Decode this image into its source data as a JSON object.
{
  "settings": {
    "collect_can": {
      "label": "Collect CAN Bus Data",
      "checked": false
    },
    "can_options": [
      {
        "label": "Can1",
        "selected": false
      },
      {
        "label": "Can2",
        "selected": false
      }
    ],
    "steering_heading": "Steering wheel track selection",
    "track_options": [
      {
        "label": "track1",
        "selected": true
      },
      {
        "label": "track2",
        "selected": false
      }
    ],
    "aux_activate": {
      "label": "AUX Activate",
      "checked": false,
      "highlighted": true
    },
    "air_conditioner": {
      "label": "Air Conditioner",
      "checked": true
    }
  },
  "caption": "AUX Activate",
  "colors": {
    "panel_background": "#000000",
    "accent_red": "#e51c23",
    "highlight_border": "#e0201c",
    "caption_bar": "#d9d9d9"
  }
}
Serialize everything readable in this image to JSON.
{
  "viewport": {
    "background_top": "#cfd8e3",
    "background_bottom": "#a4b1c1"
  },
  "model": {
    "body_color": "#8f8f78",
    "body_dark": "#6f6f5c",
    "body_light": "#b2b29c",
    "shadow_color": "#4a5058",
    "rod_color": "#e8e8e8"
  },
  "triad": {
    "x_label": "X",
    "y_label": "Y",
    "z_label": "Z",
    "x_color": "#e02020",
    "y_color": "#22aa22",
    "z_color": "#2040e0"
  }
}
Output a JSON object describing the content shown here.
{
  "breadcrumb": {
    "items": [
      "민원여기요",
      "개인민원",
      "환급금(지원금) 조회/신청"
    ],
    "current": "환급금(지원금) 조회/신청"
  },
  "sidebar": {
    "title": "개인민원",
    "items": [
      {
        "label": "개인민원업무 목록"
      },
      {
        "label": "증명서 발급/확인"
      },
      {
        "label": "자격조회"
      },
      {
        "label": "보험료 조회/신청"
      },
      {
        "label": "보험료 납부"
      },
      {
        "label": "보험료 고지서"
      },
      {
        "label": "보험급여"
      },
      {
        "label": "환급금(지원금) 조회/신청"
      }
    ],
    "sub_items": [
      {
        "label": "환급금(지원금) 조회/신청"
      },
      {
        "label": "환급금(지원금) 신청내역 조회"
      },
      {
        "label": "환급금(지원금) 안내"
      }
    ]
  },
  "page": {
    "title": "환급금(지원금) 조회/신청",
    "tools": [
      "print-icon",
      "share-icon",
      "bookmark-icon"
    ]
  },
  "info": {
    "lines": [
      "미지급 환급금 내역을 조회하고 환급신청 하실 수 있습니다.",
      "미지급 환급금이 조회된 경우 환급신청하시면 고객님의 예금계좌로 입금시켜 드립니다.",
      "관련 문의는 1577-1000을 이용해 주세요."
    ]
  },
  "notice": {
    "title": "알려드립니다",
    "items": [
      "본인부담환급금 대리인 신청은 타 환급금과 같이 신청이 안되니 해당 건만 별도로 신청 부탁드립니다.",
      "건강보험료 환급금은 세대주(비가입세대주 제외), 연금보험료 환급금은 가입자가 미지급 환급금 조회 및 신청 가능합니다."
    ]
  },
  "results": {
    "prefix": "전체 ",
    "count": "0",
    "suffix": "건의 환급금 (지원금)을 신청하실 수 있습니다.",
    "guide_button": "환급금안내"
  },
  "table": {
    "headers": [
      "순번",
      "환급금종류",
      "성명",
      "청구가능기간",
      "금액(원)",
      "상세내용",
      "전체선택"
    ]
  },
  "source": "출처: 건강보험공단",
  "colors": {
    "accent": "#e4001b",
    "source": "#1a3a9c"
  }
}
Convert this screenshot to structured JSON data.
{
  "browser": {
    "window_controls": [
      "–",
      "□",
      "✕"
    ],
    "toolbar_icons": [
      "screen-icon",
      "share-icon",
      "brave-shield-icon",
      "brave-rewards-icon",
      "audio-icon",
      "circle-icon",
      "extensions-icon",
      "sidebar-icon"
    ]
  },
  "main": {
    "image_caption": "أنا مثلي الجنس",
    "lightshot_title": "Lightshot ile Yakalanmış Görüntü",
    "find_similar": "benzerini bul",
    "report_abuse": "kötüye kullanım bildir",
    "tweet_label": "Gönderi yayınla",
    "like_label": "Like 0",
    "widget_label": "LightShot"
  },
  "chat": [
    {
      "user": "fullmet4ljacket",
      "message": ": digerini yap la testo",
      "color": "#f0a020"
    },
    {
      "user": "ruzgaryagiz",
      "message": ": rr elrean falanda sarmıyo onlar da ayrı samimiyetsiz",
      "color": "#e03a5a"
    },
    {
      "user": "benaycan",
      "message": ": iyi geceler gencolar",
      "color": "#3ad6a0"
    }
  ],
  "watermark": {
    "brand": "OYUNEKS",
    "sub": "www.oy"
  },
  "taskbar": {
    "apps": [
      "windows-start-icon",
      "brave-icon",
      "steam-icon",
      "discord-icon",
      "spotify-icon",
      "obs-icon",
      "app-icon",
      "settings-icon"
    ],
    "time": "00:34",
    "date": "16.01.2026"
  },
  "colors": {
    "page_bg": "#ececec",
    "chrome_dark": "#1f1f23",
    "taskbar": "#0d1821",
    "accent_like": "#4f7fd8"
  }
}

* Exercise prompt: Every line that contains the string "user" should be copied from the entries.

* Final answer:
      "user": "fullmet4ljacket",
      "user": "ruzgaryagiz",
      "user": "benaycan",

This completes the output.